Of course, there are differences in the U.S. and UK deliverability setups. Under CAN-SPAM, U.S. firm can email without consent, although all the retailers examined here ask for permission. In the UK, you have to ask.
Content and Strategy
Six in 10 UK brands use personalization in promotional emails, versus three out of 10 in the U.S.
However, nine out of 10 U.S. brands personalize lifecycle emails — i.e., welcome, cart and browse abandonment, win- back, birthday, wish-list and second purchase--compared with three out of five in the UK.
Indeed, five out of the 10 UK brads “didn’t have any life cycle programs that we could determine,” the study states.
U.S. firms are more prone to send behavior-based lifecycle emails, particularly welcome, win-back and abandonment cart. UK firms tend to focus more on price-drops an wish-list emails.
UK emails, perhaps because of Great Britain’s proximity to European countries, are more likely to be multi-lingual. For example, Boden has send emails offering 60% off—in German, “60% rabatt.”
In subject lines, UK retailers emphasize these primary emotions:
In the U.S., the main emotions are:
The study reports that UK brand Pretty Little Thing has “the most automated programs in place out of all 20 brands in our study.”
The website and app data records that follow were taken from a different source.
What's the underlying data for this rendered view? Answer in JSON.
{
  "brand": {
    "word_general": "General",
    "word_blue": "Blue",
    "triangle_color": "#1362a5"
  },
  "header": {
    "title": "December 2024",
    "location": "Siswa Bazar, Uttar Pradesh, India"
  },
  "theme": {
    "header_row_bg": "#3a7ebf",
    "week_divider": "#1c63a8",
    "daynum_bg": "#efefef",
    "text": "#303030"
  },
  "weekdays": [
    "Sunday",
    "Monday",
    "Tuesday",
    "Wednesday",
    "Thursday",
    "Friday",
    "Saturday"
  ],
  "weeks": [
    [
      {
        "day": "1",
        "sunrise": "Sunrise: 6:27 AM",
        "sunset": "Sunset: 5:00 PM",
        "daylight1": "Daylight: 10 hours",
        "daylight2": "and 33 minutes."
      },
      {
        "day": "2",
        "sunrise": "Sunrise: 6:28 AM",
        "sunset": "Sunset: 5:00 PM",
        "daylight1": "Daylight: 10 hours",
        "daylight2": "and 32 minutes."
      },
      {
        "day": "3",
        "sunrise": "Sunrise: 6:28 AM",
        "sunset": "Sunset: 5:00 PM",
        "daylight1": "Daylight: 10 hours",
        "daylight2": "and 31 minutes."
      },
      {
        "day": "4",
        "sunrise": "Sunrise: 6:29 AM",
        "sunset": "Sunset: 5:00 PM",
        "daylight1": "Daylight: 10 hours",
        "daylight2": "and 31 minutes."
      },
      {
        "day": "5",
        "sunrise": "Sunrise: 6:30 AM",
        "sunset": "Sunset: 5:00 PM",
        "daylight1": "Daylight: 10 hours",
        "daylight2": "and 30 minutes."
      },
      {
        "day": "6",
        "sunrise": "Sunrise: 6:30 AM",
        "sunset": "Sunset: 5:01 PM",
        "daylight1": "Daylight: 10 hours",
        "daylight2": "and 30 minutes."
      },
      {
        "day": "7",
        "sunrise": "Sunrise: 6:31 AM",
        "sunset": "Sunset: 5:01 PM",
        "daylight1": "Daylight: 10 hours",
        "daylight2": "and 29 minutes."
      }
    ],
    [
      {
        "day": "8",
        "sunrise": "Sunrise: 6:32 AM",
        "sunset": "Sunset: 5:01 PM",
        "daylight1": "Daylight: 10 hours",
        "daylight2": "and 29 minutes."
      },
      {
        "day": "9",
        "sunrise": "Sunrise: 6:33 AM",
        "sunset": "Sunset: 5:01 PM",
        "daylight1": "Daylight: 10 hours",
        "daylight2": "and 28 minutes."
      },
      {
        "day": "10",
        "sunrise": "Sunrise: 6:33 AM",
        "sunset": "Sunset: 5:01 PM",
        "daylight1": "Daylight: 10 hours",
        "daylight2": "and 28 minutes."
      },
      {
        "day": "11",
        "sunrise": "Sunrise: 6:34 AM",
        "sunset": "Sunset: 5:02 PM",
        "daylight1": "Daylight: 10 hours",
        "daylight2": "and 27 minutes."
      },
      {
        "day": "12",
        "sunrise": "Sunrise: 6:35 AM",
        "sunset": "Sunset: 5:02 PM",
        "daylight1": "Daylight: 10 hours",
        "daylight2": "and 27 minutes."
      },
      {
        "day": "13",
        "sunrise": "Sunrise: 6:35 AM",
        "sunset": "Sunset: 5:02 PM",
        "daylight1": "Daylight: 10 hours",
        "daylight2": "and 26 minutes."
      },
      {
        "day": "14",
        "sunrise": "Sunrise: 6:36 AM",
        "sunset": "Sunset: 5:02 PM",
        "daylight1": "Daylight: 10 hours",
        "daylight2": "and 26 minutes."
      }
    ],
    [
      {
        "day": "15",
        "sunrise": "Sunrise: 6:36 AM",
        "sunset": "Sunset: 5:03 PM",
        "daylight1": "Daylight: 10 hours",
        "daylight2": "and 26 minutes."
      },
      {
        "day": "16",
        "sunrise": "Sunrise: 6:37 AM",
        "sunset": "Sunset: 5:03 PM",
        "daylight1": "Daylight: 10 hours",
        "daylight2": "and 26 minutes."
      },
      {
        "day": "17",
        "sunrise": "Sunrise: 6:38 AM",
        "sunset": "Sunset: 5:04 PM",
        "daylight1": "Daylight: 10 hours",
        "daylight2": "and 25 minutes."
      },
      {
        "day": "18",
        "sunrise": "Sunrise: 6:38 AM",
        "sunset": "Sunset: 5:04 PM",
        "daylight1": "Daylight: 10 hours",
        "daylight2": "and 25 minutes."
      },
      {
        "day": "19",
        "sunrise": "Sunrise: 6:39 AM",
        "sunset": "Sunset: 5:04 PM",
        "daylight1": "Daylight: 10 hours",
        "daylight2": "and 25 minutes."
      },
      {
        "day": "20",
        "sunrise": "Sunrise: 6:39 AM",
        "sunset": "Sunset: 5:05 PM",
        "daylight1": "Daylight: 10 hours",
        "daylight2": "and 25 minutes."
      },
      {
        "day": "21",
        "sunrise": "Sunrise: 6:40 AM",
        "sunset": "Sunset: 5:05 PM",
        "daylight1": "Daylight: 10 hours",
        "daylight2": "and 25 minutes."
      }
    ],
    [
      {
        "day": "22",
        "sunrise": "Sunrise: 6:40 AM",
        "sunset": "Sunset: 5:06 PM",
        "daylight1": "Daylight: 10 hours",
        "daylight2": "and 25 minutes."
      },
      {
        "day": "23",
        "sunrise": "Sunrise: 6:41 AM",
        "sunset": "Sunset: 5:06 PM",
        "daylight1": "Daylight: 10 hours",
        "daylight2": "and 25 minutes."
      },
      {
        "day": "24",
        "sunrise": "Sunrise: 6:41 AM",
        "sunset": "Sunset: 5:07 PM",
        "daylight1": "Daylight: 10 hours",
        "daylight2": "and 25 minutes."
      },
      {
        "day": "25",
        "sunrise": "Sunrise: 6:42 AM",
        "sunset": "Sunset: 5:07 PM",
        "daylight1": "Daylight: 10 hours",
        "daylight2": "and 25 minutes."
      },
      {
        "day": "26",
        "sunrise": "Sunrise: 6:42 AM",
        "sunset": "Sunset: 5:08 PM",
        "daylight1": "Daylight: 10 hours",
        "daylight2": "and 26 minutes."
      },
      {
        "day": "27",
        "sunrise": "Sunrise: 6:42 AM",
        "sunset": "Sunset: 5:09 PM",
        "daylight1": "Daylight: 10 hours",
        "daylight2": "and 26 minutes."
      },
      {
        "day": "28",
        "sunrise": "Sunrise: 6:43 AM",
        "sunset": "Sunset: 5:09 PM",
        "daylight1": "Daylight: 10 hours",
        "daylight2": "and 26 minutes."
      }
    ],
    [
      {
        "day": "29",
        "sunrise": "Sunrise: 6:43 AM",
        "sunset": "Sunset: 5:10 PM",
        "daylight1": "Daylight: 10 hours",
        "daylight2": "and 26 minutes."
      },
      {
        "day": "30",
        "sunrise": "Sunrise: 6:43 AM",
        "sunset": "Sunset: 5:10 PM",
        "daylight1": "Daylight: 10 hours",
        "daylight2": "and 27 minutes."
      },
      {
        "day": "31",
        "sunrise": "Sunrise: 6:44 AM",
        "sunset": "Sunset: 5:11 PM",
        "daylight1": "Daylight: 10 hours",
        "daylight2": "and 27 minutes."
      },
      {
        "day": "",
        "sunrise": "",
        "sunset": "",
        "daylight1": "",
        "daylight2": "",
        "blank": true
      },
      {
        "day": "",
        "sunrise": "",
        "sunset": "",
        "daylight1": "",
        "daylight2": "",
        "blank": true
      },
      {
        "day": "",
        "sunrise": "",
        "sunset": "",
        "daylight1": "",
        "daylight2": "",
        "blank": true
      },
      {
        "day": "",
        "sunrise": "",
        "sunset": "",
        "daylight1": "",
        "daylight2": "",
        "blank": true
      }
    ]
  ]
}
U.S. marketers have more aggressive acquisition and retention tactics — they tend to feature opt-in forms on home pages Three UK brands did not so much as mention their email programs anywhere on their home pages
Of course, these are two different countries. Among the surface differences are “color/colour, cart/basket, Main Street/ High Street, holiday/Christmas,” the study observes.
In addition “ U.S. marketers haven’t caught on to the ‘payday’ or ‘bank holiday’ promotions that are a staple of U.K. marketing, although Boxing Day (Dec. 26) is beginning to make its presence felt,” the study says.